## WHAT YOU WILL DO
In the entries below, spot each line with the word "arrow" and copy it.

## EXERCISE INPUTS
********************

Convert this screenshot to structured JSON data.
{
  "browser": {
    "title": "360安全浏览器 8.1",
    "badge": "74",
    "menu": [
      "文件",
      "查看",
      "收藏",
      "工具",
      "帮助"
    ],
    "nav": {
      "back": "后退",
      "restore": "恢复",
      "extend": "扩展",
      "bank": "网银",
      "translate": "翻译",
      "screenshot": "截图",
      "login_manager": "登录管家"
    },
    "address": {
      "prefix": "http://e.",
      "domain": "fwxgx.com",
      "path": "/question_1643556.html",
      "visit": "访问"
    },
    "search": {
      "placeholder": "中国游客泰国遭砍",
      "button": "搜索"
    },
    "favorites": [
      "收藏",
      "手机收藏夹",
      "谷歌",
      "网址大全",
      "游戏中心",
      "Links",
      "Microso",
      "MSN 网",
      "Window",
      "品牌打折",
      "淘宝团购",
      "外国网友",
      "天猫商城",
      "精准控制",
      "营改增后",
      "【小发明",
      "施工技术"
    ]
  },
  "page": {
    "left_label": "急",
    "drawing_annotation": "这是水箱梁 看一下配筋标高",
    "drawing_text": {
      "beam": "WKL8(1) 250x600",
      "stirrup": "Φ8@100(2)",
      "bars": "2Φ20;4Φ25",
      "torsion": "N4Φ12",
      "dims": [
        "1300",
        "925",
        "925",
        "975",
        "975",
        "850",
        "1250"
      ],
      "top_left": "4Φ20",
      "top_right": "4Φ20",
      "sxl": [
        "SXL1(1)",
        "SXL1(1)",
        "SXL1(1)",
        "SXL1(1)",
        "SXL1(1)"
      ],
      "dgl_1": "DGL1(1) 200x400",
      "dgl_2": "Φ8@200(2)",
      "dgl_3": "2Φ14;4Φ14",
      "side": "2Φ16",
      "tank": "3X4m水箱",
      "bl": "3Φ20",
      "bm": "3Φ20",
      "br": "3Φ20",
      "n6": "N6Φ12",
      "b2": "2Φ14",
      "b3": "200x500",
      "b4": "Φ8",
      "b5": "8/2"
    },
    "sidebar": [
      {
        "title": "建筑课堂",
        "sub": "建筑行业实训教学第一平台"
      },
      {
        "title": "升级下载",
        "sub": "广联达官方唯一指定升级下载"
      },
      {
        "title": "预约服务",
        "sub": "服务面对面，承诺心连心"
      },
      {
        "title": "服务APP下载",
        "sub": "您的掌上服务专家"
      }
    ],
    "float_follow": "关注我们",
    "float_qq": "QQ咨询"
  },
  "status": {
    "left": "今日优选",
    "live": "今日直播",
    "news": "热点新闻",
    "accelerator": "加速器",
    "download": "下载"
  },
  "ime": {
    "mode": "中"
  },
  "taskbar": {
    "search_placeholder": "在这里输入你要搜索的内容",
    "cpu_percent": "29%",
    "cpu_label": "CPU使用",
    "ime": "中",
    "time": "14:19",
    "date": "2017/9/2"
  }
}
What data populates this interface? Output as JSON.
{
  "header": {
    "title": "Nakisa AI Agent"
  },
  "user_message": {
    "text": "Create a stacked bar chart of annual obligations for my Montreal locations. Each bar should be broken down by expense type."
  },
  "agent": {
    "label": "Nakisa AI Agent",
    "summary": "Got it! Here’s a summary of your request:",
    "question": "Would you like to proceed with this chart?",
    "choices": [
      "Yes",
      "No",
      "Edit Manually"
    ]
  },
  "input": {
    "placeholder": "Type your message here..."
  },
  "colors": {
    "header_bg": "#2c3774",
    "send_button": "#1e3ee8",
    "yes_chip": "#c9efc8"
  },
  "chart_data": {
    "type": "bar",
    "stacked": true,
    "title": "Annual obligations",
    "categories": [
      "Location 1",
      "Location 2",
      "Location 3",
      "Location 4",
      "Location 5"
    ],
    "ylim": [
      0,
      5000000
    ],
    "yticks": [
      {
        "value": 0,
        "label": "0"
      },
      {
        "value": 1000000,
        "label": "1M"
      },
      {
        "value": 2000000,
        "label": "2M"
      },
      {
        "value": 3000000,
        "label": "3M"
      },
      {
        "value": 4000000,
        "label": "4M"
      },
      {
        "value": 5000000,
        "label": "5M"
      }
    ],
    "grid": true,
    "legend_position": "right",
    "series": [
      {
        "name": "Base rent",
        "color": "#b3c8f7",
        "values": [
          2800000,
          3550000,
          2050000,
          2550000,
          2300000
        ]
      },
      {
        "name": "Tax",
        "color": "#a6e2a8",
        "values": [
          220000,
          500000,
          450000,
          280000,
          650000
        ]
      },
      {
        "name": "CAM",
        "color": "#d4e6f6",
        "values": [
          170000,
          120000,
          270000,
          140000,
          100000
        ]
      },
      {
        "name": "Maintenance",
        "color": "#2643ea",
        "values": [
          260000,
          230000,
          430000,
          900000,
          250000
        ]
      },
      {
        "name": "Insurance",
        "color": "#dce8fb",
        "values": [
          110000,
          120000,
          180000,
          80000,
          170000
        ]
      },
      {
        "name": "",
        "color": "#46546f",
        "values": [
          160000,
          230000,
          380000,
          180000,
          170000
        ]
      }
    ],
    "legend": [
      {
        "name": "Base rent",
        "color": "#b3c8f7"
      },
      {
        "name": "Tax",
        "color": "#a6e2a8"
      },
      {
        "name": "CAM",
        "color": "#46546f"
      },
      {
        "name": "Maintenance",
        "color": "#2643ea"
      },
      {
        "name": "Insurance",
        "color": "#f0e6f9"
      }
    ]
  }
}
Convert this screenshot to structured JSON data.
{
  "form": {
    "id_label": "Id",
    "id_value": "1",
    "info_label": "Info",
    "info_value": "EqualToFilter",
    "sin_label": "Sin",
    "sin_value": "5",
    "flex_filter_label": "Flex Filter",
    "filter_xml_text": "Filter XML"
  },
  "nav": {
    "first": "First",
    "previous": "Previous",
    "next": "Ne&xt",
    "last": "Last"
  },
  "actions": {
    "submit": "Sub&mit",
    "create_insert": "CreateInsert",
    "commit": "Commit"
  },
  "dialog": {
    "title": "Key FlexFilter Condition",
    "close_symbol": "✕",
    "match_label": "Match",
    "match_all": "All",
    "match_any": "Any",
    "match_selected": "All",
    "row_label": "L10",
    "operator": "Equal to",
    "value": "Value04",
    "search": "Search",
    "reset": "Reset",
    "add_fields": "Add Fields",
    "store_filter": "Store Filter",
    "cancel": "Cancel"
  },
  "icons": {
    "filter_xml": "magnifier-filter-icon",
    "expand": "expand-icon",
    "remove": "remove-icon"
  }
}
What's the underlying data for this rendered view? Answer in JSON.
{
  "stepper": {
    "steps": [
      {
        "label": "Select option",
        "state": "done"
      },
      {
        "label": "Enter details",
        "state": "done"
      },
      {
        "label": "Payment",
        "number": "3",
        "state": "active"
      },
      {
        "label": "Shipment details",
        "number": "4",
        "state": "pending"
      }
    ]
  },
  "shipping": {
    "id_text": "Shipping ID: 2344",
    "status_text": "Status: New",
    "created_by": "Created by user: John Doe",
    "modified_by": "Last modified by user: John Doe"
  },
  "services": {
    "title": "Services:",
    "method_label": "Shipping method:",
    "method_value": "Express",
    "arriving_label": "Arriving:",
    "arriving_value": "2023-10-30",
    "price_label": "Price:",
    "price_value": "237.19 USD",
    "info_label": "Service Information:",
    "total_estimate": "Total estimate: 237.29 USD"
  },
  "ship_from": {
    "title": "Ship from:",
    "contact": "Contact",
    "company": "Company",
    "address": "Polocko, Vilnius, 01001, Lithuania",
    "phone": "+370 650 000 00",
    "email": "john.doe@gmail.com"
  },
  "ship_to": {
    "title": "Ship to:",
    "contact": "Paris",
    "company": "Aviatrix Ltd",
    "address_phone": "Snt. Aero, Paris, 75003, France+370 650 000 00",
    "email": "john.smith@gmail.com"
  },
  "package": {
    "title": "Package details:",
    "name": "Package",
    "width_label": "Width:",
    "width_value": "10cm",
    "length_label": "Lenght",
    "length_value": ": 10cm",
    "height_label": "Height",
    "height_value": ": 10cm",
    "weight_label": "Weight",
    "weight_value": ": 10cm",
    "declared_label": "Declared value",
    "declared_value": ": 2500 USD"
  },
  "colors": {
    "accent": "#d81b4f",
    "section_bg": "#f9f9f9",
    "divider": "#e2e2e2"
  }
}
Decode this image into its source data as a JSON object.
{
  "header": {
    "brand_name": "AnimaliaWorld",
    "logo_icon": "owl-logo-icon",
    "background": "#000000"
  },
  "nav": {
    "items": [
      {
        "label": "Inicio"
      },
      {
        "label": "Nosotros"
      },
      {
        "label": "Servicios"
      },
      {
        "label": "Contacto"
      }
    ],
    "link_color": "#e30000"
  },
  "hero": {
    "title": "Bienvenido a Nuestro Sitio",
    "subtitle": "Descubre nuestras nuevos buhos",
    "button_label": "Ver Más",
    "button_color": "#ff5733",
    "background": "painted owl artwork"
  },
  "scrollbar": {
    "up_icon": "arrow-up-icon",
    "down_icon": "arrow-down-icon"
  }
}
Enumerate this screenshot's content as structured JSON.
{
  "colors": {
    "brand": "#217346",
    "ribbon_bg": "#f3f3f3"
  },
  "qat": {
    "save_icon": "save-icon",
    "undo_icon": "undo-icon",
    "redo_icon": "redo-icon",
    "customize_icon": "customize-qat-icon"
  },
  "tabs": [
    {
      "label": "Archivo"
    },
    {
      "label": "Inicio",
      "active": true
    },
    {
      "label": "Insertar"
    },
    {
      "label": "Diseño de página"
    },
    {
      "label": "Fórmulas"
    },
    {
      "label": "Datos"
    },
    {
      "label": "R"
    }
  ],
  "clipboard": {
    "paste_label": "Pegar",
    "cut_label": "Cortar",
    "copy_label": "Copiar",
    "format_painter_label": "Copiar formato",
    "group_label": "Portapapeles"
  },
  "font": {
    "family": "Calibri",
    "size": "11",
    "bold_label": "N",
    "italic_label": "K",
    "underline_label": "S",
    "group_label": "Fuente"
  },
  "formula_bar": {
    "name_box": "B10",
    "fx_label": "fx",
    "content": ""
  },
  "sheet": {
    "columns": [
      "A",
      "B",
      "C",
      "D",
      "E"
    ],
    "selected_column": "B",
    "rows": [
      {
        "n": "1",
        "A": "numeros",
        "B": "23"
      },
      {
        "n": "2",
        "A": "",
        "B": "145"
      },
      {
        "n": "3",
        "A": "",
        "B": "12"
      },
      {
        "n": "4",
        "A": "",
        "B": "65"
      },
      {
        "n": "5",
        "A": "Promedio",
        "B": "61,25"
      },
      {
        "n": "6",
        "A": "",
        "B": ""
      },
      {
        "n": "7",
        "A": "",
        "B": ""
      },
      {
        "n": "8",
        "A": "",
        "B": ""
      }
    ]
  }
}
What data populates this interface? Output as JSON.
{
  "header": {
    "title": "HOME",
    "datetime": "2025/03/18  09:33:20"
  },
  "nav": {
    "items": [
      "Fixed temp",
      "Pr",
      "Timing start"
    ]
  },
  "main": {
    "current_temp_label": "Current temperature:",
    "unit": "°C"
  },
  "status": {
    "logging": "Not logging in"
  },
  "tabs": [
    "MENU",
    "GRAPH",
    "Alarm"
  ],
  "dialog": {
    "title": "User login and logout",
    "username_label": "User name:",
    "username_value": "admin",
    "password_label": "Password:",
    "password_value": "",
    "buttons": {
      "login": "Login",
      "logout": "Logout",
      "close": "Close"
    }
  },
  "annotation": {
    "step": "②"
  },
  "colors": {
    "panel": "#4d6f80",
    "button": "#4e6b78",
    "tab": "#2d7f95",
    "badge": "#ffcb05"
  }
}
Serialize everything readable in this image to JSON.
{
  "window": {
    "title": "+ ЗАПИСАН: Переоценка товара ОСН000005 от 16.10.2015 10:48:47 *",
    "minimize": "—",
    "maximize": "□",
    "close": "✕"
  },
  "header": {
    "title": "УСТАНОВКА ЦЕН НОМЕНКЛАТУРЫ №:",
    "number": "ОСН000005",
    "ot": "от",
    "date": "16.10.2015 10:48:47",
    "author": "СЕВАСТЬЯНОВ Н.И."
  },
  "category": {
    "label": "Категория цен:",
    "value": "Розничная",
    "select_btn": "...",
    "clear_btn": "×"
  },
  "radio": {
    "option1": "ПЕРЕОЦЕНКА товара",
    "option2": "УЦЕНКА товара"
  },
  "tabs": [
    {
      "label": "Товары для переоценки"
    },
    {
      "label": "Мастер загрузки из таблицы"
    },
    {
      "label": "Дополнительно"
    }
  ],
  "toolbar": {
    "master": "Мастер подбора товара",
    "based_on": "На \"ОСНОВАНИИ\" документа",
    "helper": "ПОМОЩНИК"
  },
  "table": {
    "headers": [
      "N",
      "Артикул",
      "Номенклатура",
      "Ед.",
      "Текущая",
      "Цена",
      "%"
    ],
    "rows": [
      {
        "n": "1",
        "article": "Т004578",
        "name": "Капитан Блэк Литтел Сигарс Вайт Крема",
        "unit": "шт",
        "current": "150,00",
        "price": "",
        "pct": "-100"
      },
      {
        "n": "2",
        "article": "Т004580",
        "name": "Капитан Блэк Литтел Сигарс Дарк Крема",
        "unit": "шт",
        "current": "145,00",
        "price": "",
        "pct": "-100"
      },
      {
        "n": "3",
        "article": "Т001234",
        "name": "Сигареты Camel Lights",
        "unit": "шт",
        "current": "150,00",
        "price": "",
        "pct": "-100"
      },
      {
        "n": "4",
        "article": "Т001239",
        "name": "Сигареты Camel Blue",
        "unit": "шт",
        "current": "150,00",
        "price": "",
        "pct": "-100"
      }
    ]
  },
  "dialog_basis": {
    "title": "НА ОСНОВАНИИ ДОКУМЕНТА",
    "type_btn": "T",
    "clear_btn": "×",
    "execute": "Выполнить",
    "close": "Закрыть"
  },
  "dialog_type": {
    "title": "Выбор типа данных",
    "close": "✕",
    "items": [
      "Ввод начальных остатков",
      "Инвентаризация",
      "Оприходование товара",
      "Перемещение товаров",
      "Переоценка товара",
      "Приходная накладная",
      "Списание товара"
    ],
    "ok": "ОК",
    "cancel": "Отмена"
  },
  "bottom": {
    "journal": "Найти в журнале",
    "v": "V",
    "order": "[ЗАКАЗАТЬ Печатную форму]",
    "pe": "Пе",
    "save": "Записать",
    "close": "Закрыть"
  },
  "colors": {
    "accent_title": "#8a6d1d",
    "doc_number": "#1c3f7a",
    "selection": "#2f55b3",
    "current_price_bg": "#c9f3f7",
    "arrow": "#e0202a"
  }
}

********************

## EXPECTED ANSWER
    "up_icon": "arrow-up-icon",
    "down_icon": "arrow-down-icon"
    "arrow": "#e0202a"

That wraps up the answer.